This year, Walt Disney’s “Pinocchio” celebrates the 75th anniversary of its original release. Based on a novel by Italian author Carlo Collodi, Disney’s second animated feature may not have a ride at Walt Disney World, but it is featured predominantly in the heart of Fantasyland. At “Pinocchio’s Village Haus,” guests are invited to dine on flatbreads and other Italian-inspired dishes surrounded by a series of charming murals that tell the story of the beloved film.
Each dining room in this popular restaurant is themed to a different scene from Pinocchio’s story. The room celebrating “Geppetto’s Workshop,” for example, features a charming mural based on the moment the Blue Fairy brought the wooden puppet to life. While Geppetto’s pets weren’t present during this scene on film, the artwork here shows Cleo the goldfish enchanted by what she is seeing while Figaro the cat is clearly much more shocked by this unusual event.

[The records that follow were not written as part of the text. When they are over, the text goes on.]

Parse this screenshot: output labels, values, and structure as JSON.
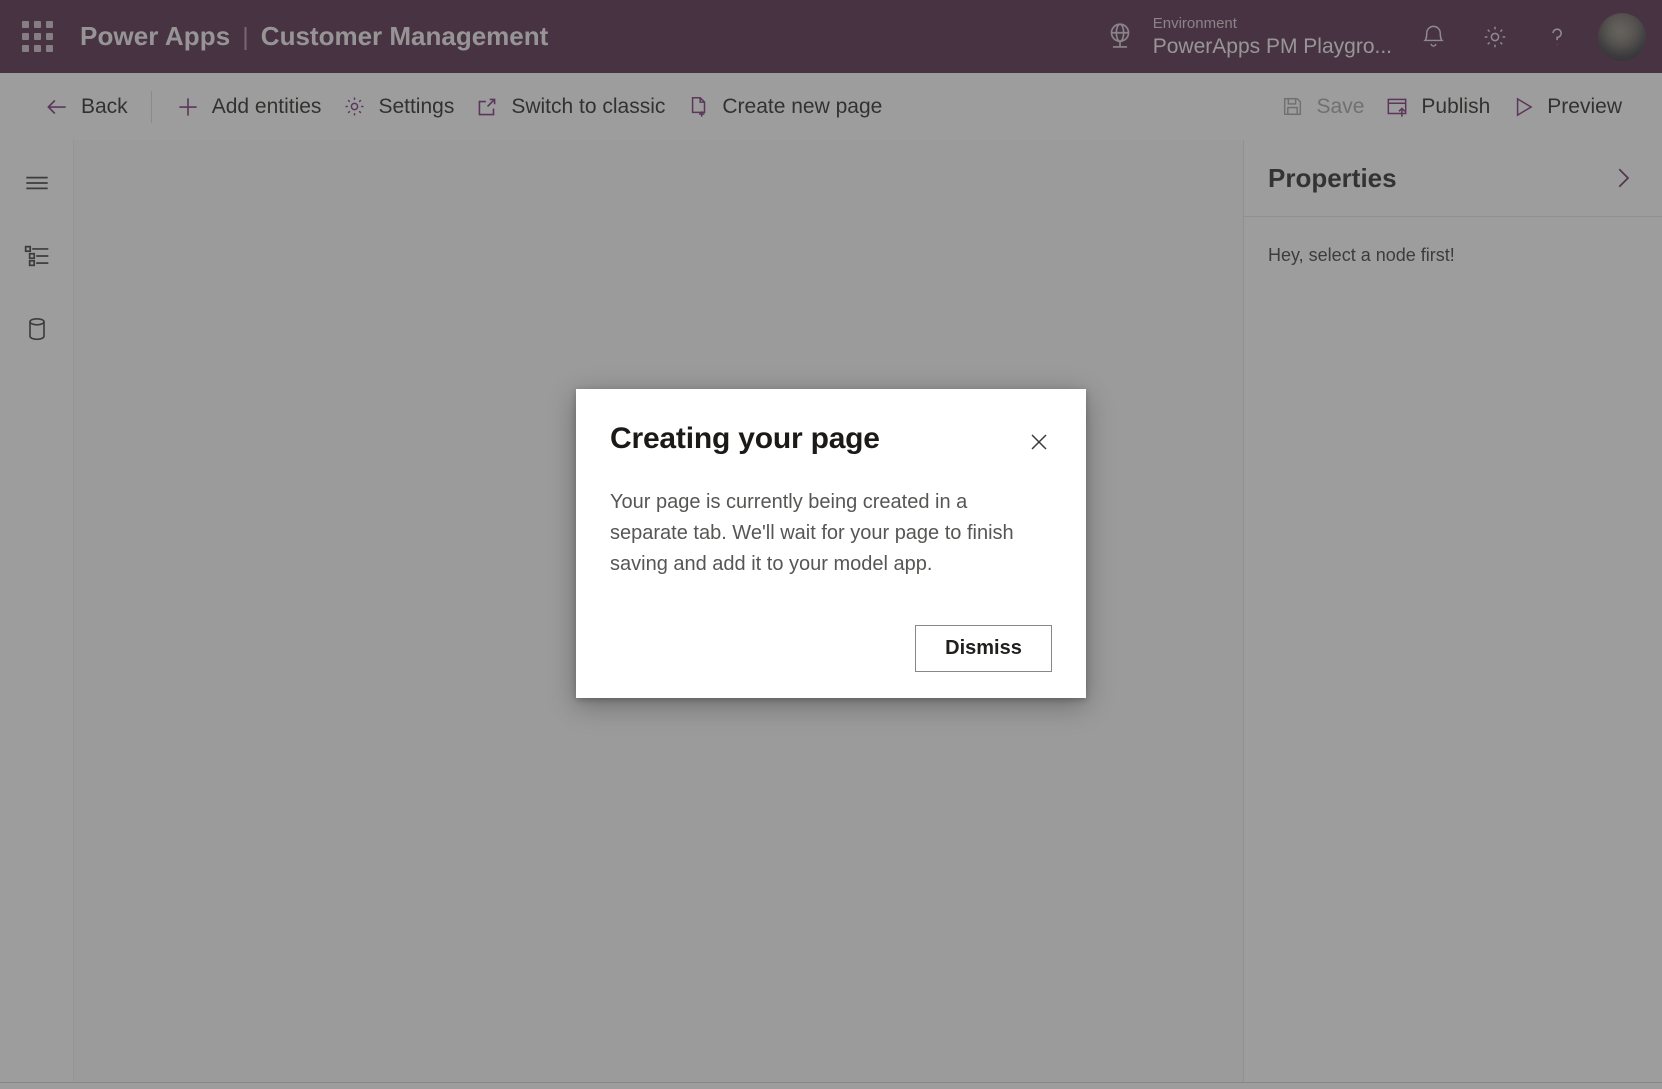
{
  "header": {
    "waffle_icon": "app-launcher-grid-icon",
    "product": "Power Apps",
    "separator": "|",
    "app_name": "Customer Management",
    "environment_label": "Environment",
    "environment_value": "PowerApps PM Playgro...",
    "globe_icon": "globe-icon",
    "notification_icon": "bell-icon",
    "settings_icon": "gear-icon",
    "help_icon": "question-mark-icon",
    "avatar_icon": "user-avatar",
    "bar_color": "#4c1f40"
  },
  "commandbar": {
    "back": "Back",
    "add_entities": "Add entities",
    "settings": "Settings",
    "switch_to_classic": "Switch to classic",
    "create_new_page": "Create new page",
    "save": "Save",
    "publish": "Publish",
    "preview": "Preview",
    "save_disabled": true,
    "accent_color": "#742774"
  },
  "rail": {
    "items": [
      {
        "icon": "hamburger-menu-icon",
        "name": "navigation-menu"
      },
      {
        "icon": "tree-view-icon",
        "name": "site-map-tree"
      },
      {
        "icon": "database-icon",
        "name": "data-entities"
      }
    ]
  },
  "properties_panel": {
    "title": "Properties",
    "collapse_icon": "chevron-right-icon",
    "empty_message": "Hey, select a node first!"
  },
  "dialog": {
    "title": "Creating your page",
    "close_icon": "close-icon",
    "body": "Your page is currently being created in a separate tab. We'll wait for your page to finish saving and add it to your model app.",
    "dismiss_label": "Dismiss"
  }
}
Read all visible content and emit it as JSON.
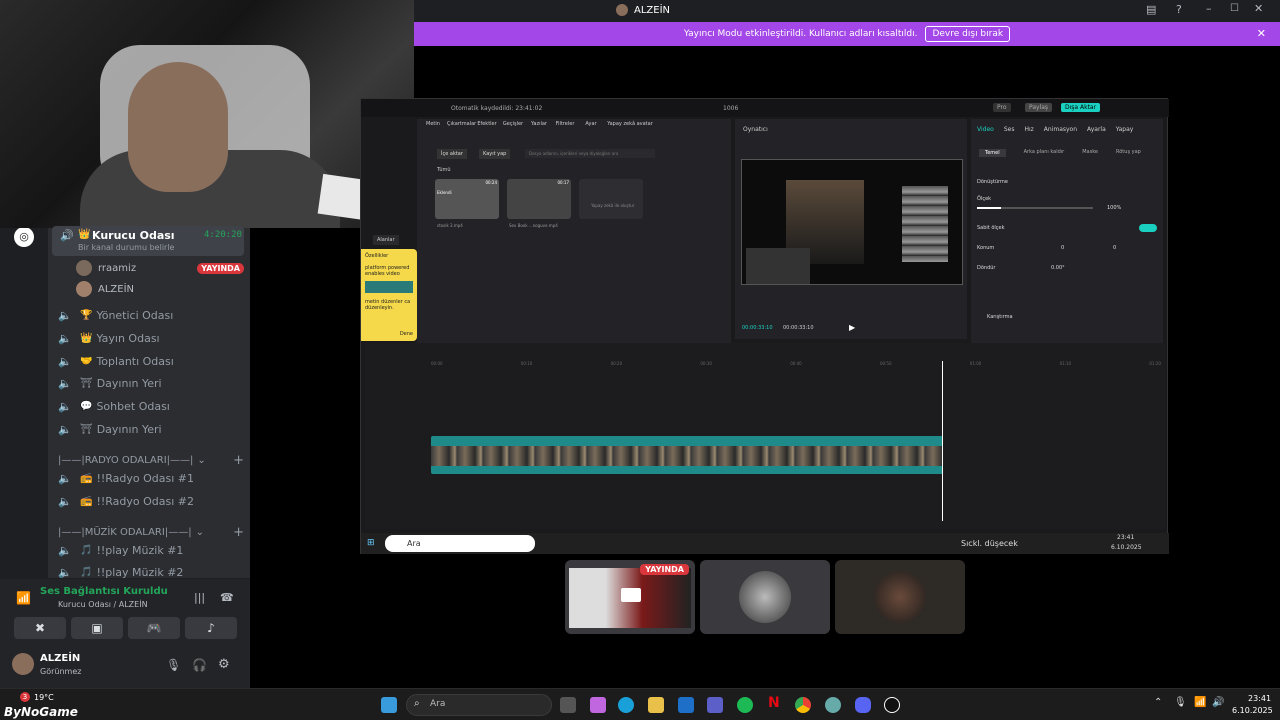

Although Walt Disney resisted incorporating characters from his animated features into his short subjects, preferring to let each feature stand on its own, the characters of “Pinocchio” seemed to be a notable exception. While Jiminy Cricket would likely be the character the studio would revisit most from the film, Figaro and Cleo would find themselves in a modern setting as the stars of a 1943 animated short fittingly titled “Figaro and Cleo.” Throughout the 1940s, Figaro would also go on to make several more appearances, primarily in shorts alongside Minnie Mouse and Pluto. Even today, Figaro continues to make appearances in the Disney Junior series “Mickey Mouse Clubhouse” and “Minnie’s Bow Toons” as Minnie’s pet. With later appearances far removed from the storybook world of “Pinocchio,” Figaro is proof that cats can live nine lives.